Changes approved for library project
The Mobridge City Council was told Monday, July 16 that changes needed to be made to the heating system in the A. H. Brown Library, starting with the new addition.
The council heard from Library Board President Lora Schultz, that new boilers will need to be installed for the heating system in the current library building to enable the entire system to be fueled by natural gas. She said she believed the heating system was original to the building, which was built in 1929.
An in-floor heating system will be installed in the new addition, a $17,195 change from the original plan. Schultz told the council Monday that running the old boiler system while the new was fueled by natural gas was cost prohibitive. The new addition system with in-floor heating has an estimated savings of $1,837 over the cost of the old heating system. The savings over a three-year period would pay fore the cost of the new boiler system.
Schultz told the council the library board would be asking for the city to budget $5,500 for the cost of the new boiler for the current building in the 2013 budget.
She explained the cost change to the new addition plan was covered through the funding for the project. She explained there was still $39,000 in contingency to cover any unforeseen problems with the project.
Fay Jackman informed the board that the plumbing and other infrastructure for the heating system were installed during the renovation of Main Street in 2005.
Mobridge City Administrator Steve Gasser told the council the road plans for the Main Street railroad crossing have been completed and approved by the South Dakota Department of Transportation (DOT.) He said the dirt work east of the Fourth Avenue East crossing has been temporarily halted until Burlington Northern and Santa Fe Railroad crews move the small building that houses the electric system for the crossing. He said BNSF officials told him the crew would be back on Aug. 6, to do that work.

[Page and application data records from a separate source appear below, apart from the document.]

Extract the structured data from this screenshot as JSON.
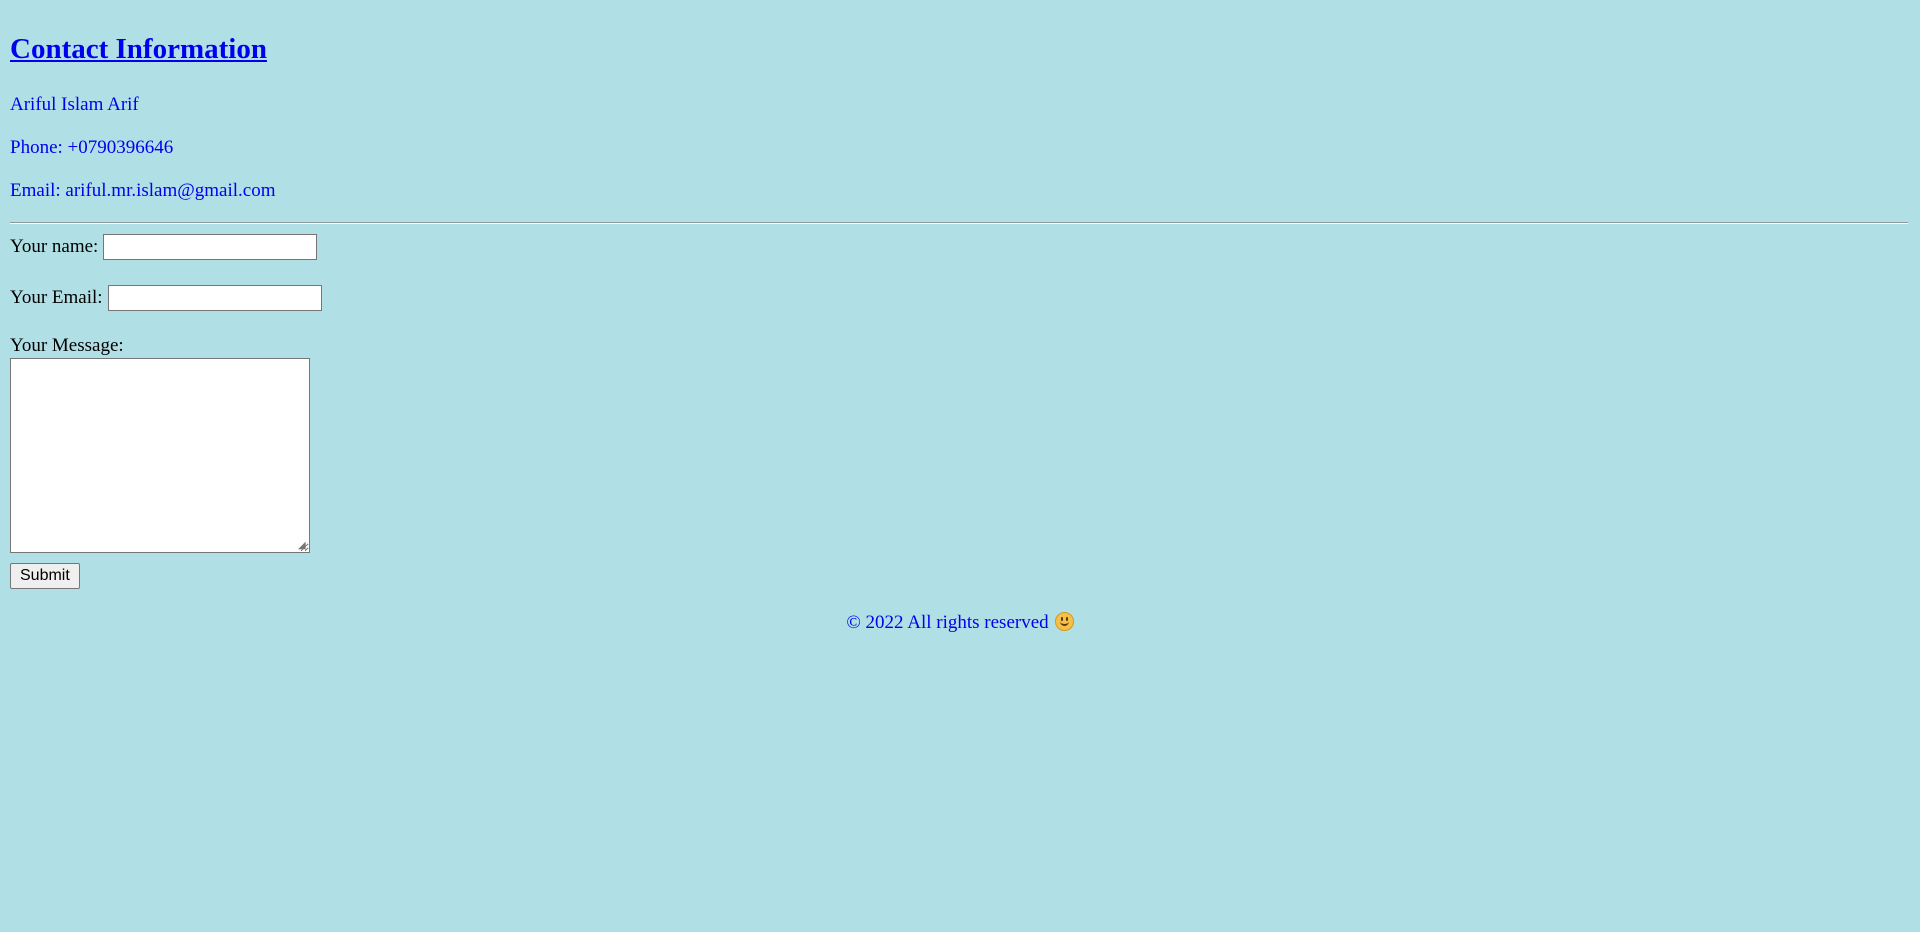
{
  "contact": {
    "title": "Contact Information",
    "name": "Ariful Islam Arif",
    "phone": "Phone: +0790396646",
    "email": "Email: ariful.mr.islam@gmail.com"
  },
  "form": {
    "name_label": "Your name:",
    "name_value": "",
    "email_label": "Your Email:",
    "email_value": "",
    "message_label": "Your Message:",
    "message_value": "",
    "submit_label": "Submit"
  },
  "footer": {
    "text": "© 2022 All rights reserved",
    "icon": "smiley-icon"
  },
  "colors": {
    "background": "#b0dfe5",
    "link": "#0000ee"
  }
}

The council approved advertising for bids for the South Main Railroad Crossing project and set Aug. 6. as the date for opening those bids.
Todd Goldsmith of Goldsmith and Heck Engineering of Mobridge told the council the project should be completed in October.
He requested additional funding to complete the changes needed to break the Second Avenue Sewer project into two phases. The first phase has been funded and will be completed at the same time as the South Dakota DOT’s Grand Crossing project in 2013.
The council approved a limit of not more than $10,000 in billing hours for the revision of the plans that will include the storm sewer system for Second Avenue West to include one block north of Grand Crossing.
Ward III Councilman Gene Cox told the council the housing grants committee had reviewed the application for the home rehabilitation grants and have chosen the following to receive funding for projects.
• 209 Fourth Avenue East, install a handicapped accessable bathroom, $2,087.
• 309 Second Avenue West, painting project, $5,375.
• 209 Fourth Avenue East, install a new roof, $5,373.
• 602 Sixth Street east, re-shingle home, $7,687.
• 224 Second Avenue West, general house repair, $4,000.
• 1311 First Avenue West, new roof, $8,087.
• 409 Fifth Avenue West, new roof, soffit and fascia, $13,165.
The total grant funds that will be dispersed are $45,772.
“We are just at the point where we have approved the requests and are notifying the home owners,” Cox told the council. “They will receive the funding once the projects are done.”
Ward III Councilman Randy Carlson asked how many contractor estimates were requested for each project and who was going to oversee the work.
Mobridge Planning and Zoning Officer Harley Overseth explained only one estimate was required. He said the contractors that gave estimates of the projects have been informed that once the project is completed, and the committee has reviewed the project to ensure it was completed as promised, they would be paid.
City Attorney Rick Cain explained the program is basically a forgivable loan. If the homeowners keep the property for the next five years, they would not be required to pay the money back. If the property changes hands, the homeowner would be responsible to pay the funding back. He said the funding would be for the amount granted only and anything extra would have to be paid by the homeowner.
Cox told Carlson that he and Overseth would be taking before and after pictures of each project and would sign off on the individual projects before the contractors would be paid.
The council approved the funding after those explanations.
– Katie Zerr –